Chronic prostatitis/chronic pelvic pain syndrome (CP/CPPS) is a multi-symptomatic clinical problem that involves pain lasting more than 3 months and leads to urinary voiding dysfunction. There are few therapeutic options due to an incomplete understanding of its etiology and pathogenesis. Studies conducted in our laboratory revealed that mast-cell tryptase activation of protease-activated receptor 2 (PAR2) is directly linked to chronic pelvic pain in mice with experimental autoimmune prostatitis (EAP), a mouse model that mimics aspects of CP/CPPS. However, to date, the typtase-PAR2 axis has not been explored as a potential mediator of urinary symptoms reported by CP/CPPS patients. The proposed research project seeks to investigate the link between tryptase-PAR2 axis and urinary voiding dysfunction in a mouse model of CP/CPPS. Preliminary studies presented in this research proposal revealed that PAR2 may be involved in urinary voiding dysfunction. Briefly, data showed that mice with EAP have increased urinary frequency. Also, the prostate of mice with EAP have increased expression of alpha-smooth muscle actin (a-SMA), a fibrosis marker. In contrast, PAR2 knockdown (KO) with EAP do not show changes to urinary frequency and the prostate showed no change in a-SMA expression.

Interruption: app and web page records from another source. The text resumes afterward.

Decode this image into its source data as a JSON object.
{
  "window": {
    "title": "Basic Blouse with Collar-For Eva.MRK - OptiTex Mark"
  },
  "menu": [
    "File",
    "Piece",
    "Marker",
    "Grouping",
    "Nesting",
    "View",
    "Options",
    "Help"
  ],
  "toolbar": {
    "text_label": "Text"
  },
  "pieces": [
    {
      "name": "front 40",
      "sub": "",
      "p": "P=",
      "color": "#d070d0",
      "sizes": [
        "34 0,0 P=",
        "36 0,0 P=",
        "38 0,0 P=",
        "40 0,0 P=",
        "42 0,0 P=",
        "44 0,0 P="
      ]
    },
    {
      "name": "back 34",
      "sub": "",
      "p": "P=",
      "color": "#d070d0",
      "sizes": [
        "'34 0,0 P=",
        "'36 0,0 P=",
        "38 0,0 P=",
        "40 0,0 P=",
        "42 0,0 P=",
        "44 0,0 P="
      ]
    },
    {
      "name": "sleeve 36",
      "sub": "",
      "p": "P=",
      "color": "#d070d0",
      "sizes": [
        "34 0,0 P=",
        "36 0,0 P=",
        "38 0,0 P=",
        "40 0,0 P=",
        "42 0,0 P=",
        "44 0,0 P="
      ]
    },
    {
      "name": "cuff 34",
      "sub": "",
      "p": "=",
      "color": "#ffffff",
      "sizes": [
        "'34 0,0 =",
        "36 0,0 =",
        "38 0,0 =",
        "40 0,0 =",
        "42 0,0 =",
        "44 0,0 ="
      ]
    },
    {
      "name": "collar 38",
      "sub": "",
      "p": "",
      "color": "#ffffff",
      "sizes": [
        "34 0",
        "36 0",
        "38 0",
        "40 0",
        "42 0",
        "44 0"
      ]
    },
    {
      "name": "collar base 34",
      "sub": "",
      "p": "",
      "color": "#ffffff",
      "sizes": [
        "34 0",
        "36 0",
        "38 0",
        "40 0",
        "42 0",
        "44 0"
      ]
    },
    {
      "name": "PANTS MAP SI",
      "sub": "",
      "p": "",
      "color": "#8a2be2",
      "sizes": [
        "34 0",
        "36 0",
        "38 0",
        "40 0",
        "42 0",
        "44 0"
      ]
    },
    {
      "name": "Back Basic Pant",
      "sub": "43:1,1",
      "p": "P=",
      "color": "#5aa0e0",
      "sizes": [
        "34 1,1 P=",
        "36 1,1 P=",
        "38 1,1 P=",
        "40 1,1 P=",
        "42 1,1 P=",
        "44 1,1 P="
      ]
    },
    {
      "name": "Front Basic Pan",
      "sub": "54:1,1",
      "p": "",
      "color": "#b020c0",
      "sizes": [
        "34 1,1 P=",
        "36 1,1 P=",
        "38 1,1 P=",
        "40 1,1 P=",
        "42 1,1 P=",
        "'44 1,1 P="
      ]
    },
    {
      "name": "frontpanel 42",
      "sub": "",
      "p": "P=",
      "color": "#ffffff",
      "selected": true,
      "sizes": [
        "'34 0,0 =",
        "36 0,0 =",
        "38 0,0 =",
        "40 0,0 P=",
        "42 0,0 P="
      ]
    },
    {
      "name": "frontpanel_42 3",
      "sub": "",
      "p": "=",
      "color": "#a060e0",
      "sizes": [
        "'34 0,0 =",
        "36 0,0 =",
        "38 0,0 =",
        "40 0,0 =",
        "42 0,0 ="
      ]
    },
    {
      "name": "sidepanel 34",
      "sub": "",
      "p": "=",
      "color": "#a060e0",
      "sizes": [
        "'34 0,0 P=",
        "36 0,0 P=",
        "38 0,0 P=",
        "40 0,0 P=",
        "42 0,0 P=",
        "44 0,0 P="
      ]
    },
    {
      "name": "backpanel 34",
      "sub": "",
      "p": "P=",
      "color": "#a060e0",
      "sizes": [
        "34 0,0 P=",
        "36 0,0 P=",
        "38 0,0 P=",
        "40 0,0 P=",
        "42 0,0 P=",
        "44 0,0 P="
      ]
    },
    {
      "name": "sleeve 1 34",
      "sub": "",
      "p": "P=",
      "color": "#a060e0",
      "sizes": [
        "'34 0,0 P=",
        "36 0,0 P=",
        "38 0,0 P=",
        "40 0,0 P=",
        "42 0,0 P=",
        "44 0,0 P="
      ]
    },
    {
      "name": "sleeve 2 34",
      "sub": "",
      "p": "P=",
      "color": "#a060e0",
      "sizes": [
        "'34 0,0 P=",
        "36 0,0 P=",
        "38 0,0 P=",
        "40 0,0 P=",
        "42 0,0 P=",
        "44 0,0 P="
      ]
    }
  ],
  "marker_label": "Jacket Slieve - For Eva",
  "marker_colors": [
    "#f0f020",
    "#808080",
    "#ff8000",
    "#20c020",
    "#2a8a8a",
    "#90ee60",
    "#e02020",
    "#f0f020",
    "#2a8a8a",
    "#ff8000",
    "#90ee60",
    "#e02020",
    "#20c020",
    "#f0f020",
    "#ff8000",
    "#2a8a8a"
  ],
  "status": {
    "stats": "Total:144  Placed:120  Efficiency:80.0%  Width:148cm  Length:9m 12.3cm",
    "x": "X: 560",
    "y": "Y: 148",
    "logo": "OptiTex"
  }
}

In addition, we report that sensitization of dorsal root ganglia due to PAR2 activation occurs in mice with EAP, suggesting that cross-organ sensitization between the prostate and bladder may lead to urinary symptoms. Based on the preliminary data we hypothesize that the mast cell tryptase-PAR2 axis is a novel regulator of prostate fibrosis and sensitization that leads to bladder dysfunction. The proposed research project will address the hypothesis using the following specific aims: 1) Determine the role of tryptase activation of PAR2 in the prostate on bladder dysfunction and 2) determine the effect of the tryptase-PAR2 axis on cross-organ sensitization in DRG shared by the prostate and bladder. Overall, the results from these aims will elucidate our understanding of the induction of urinary symptoms in CP/CPPS patients and identify a novel therapeutic target for treating urinary voiding dysfunction.
This application seeks to explore novel mechanisms that lead to urinary symptoms associated with chronic prostatitis/chronic pelvic pain syndrome (CP/CPPS) via a mouse model. The successful completion of this project will significantly impact our current understanding of the mechanisms of action associated with urinary symptoms and chronic pain of the prostate and reveal new therapeutic targets for CP/CPPS.
|Roman, Kenny; Murphy, Stephen F; Done, Joseph D et al. (2016) Role of PAR2 in the Development of Lower Urinary Tract Dysfunction. J Urol 196:588-98|